If an outcome of the Retail Distribution Review is that financial advice will become the preserve of the wealthy then the RDR will have been a complete failure, Ken Davy, chairman of SimplyBiz, said.

In an interview with FTAdviser, to be published later today (23 March), Mr Davy admits that one of his fears is that this will be an unintended consequence of RDR and says the FSA should be nurturing the IFA community.

He said: “The RDR should be about encouraging access to more people for savings, investments and protection products.

“Indeed, one of its first six objectives, five years ago, was to increase the availability of financial advice and that objective was quietly and disgracefully dropped about three years ago.

“Quietly and disgracefully because there is no doubt in my mind that the RDR, as it is today, will not increase the availability of financial advice.”

Despite fears among advisers of the post-RDR world, Mr Davy believes that IFAs can tackle this by delivering value, emphasising that it is all about relationships.

He said: “With a financial adviser, whether restricted or independent, they are building businesses in the community, they are serving the community and they grow old with the family of the client.

“It is the relationship and that is why the IFA sector in particular has proved to be much more successful than people have ever imagined.

“I remember in 1991 when commission disclosure came out and at that stage the IFA sector had about 29 per cent of the market share and commission disclosure came out for IFAs about five or six years earlier than for banks and insurance companies.

“Nonetheless, in the next decade, we saw the IFA market share more than double and now it’s 65 to 70 per cent or even more.”

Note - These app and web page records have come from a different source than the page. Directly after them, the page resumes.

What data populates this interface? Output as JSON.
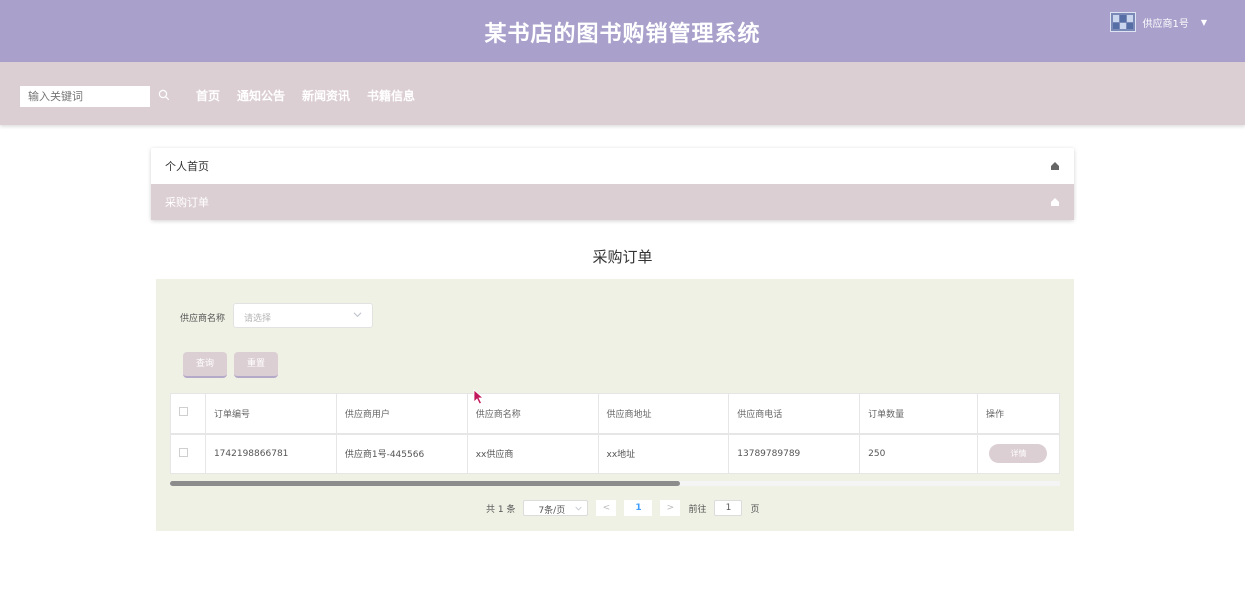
{
  "header": {
    "title": "某书店的图书购销管理系统",
    "user": "供应商1号",
    "colors": {
      "header_bg": "#a9a0cb",
      "nav_bg": "#dccfd4",
      "content_bg": "#eef1e4"
    }
  },
  "nav": {
    "search_placeholder": "输入关键词",
    "links": [
      "首页",
      "通知公告",
      "新闻资讯",
      "书籍信息"
    ]
  },
  "panel": {
    "items": [
      "个人首页",
      "采购订单"
    ]
  },
  "page_title": "采购订单",
  "filter": {
    "label": "供应商名称",
    "placeholder": "请选择",
    "query_label": "查询",
    "reset_label": "重置"
  },
  "table": {
    "columns": [
      "订单编号",
      "供应商用户",
      "供应商名称",
      "供应商地址",
      "供应商电话",
      "订单数量",
      "操作"
    ],
    "rows": [
      [
        "1742198866781",
        "供应商1号-445566",
        "xx供应商",
        "xx地址",
        "13789789789",
        "250",
        "详情"
      ]
    ]
  },
  "pagination": {
    "total": "共 1 条",
    "page_size": "7条/页",
    "current_page": "1",
    "goto_label": "前往",
    "goto_value": "1",
    "page_suffix": "页"
  }
}
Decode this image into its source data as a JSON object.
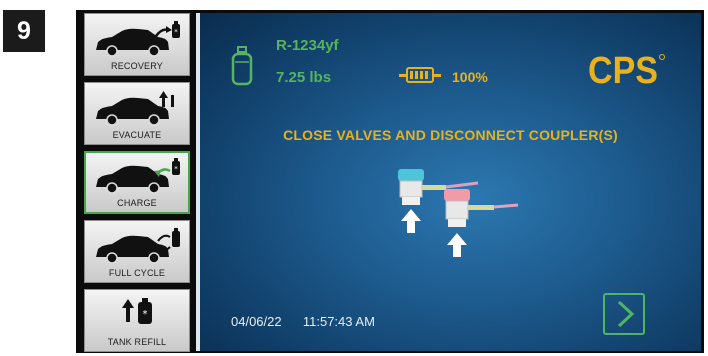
{
  "step": "9",
  "sidebar": {
    "items": [
      {
        "label": "RECOVERY",
        "icon": "car-recovery-icon",
        "active": false
      },
      {
        "label": "EVACUATE",
        "icon": "car-evacuate-icon",
        "active": false
      },
      {
        "label": "CHARGE",
        "icon": "car-charge-icon",
        "active": true
      },
      {
        "label": "FULL CYCLE",
        "icon": "car-full-cycle-icon",
        "active": false
      },
      {
        "label": "TANK REFILL",
        "icon": "tank-refill-icon",
        "active": false
      }
    ]
  },
  "screen": {
    "refrigerant": "R-1234yf",
    "tank_weight": "7.25 lbs",
    "battery_percent": "100%",
    "logo_text": "CPS",
    "instruction": "CLOSE VALVES AND DISCONNECT COUPLER(S)",
    "date": "04/06/22",
    "time": "11:57:43 AM",
    "next_icon": "chevron-right-icon"
  },
  "colors": {
    "accent_green": "#57b35e",
    "accent_yellow": "#e9b21c",
    "screen_blue": "#1d5a8d"
  }
}
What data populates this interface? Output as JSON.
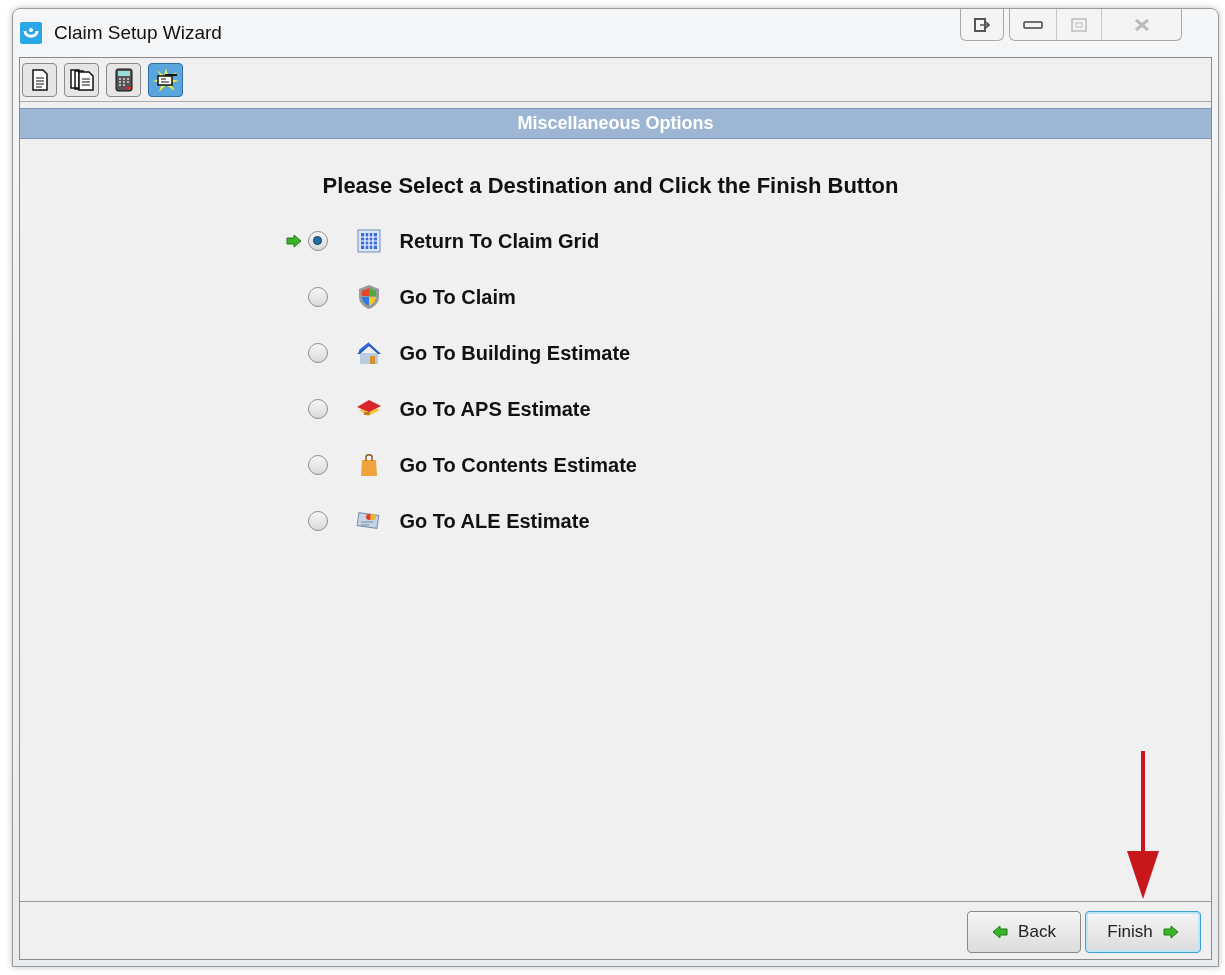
{
  "window": {
    "title": "Claim Setup Wizard"
  },
  "toolbar": [
    {
      "kind": "document",
      "selected": false
    },
    {
      "kind": "documents",
      "selected": false
    },
    {
      "kind": "calculator",
      "selected": false
    },
    {
      "kind": "wizard",
      "selected": true
    }
  ],
  "section_title": "Miscellaneous Options",
  "heading": "Please Select a Destination and Click the Finish Button",
  "options": [
    {
      "kind": "grid",
      "label": "Return To Claim Grid",
      "selected": true
    },
    {
      "kind": "shield",
      "label": "Go To Claim",
      "selected": false
    },
    {
      "kind": "house",
      "label": "Go To Building Estimate",
      "selected": false
    },
    {
      "kind": "roof",
      "label": "Go To APS Estimate",
      "selected": false
    },
    {
      "kind": "bag",
      "label": "Go To Contents Estimate",
      "selected": false
    },
    {
      "kind": "card",
      "label": "Go To ALE Estimate",
      "selected": false
    }
  ],
  "buttons": [
    {
      "kind": "back",
      "label": "Back",
      "focused": false
    },
    {
      "kind": "finish",
      "label": "Finish",
      "focused": true
    }
  ]
}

Mr Davy believes this is because the IFA sector is “delivering high value to the community it serves”, pointing out that the RDR “really should be focused on how we should extend that”.

He highlights data from the Financial Ombudsman Service, which showed complaints to the ombudsman regarding IFAs are low, less than 2 per cent.

Mr Davy said: “And it is not just the percentage... it is the number in absolute terms. If you actually break the numbers down it means that the average IFA, as an individual, receives a complaint probably about once every 10 years and the chances of that complaint being successful are not high, as over half are found in favour of the adviser.